[Stored data entries]
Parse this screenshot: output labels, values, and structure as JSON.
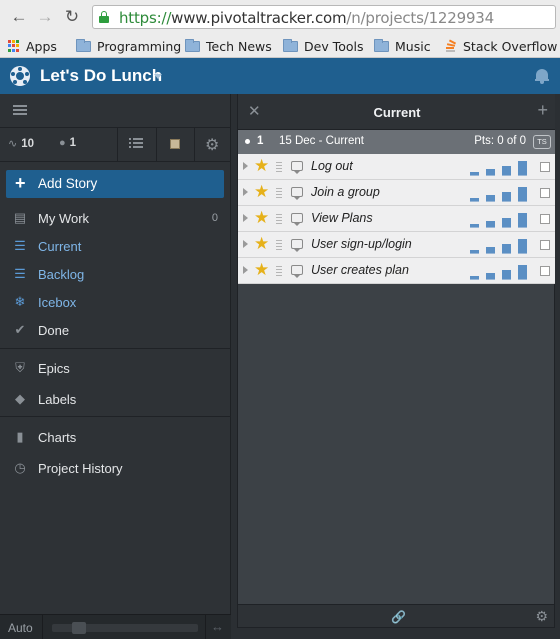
{
  "browser": {
    "url_protocol": "https://",
    "url_host": "www.pivotaltracker.com",
    "url_path": "/n/projects/1229934",
    "bookmarks": [
      {
        "label": "Apps",
        "icon": "apps-grid-icon"
      },
      {
        "label": "Programming",
        "icon": "folder-icon"
      },
      {
        "label": "Tech News",
        "icon": "folder-icon"
      },
      {
        "label": "Dev Tools",
        "icon": "folder-icon"
      },
      {
        "label": "Music",
        "icon": "folder-icon"
      },
      {
        "label": "Stack Overflow",
        "icon": "stack-overflow-icon"
      }
    ]
  },
  "app": {
    "project_title": "Let's Do Lunch",
    "brand_color": "#1f5f8f"
  },
  "sidebar": {
    "stats": {
      "velocity": "10",
      "members": "1"
    },
    "add_story_label": "Add Story",
    "nav": [
      {
        "label": "My Work",
        "icon": "inbox-icon",
        "count": "0"
      },
      {
        "label": "Current",
        "icon": "list-icon"
      },
      {
        "label": "Backlog",
        "icon": "list-icon"
      },
      {
        "label": "Icebox",
        "icon": "snowflake-icon"
      },
      {
        "label": "Done",
        "icon": "check-icon"
      },
      {
        "label": "Epics",
        "icon": "shield-icon"
      },
      {
        "label": "Labels",
        "icon": "tag-icon"
      },
      {
        "label": "Charts",
        "icon": "bar-chart-icon"
      },
      {
        "label": "Project History",
        "icon": "clock-icon"
      }
    ],
    "footer": {
      "auto_label": "Auto"
    }
  },
  "panel": {
    "title": "Current",
    "iteration": {
      "number": "1",
      "date_label": "15 Dec - Current",
      "points": "Pts: 0 of 0",
      "badge": "TS"
    },
    "stories": [
      {
        "title": "Log out",
        "estimate_points": 3
      },
      {
        "title": "Join a group",
        "estimate_points": 3
      },
      {
        "title": "View Plans",
        "estimate_points": 3
      },
      {
        "title": "User sign-up/login",
        "estimate_points": 3
      },
      {
        "title": "User creates plan",
        "estimate_points": 3
      }
    ]
  }
}
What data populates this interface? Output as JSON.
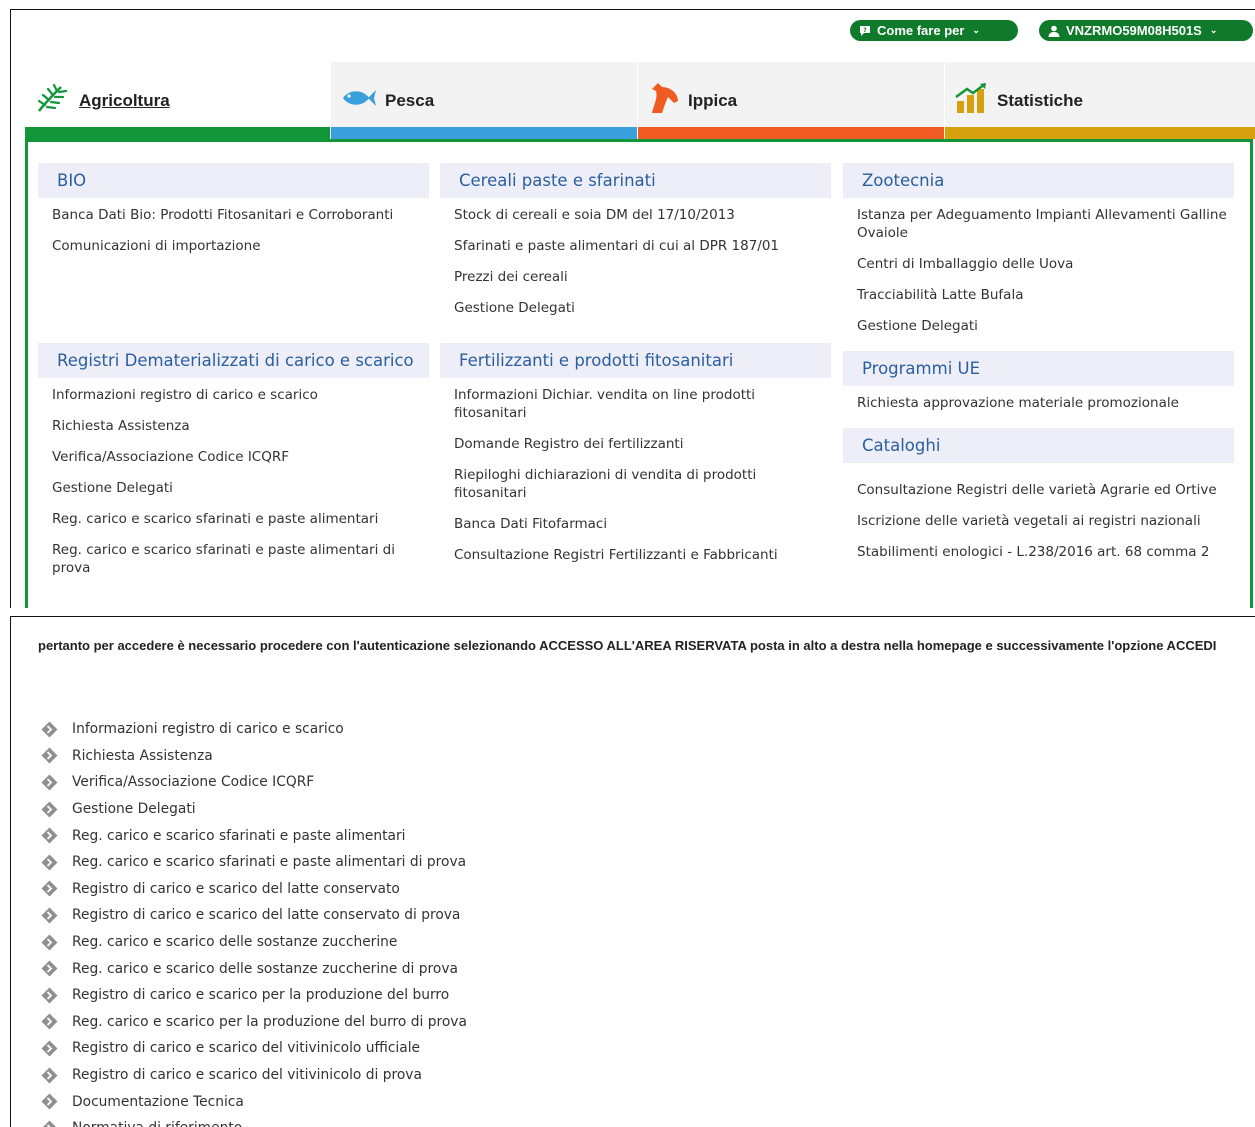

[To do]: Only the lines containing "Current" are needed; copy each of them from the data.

[Exercise solution]:
        "label": "Current",
    "title": "Current",
      "date_label": "15 Dec - Current",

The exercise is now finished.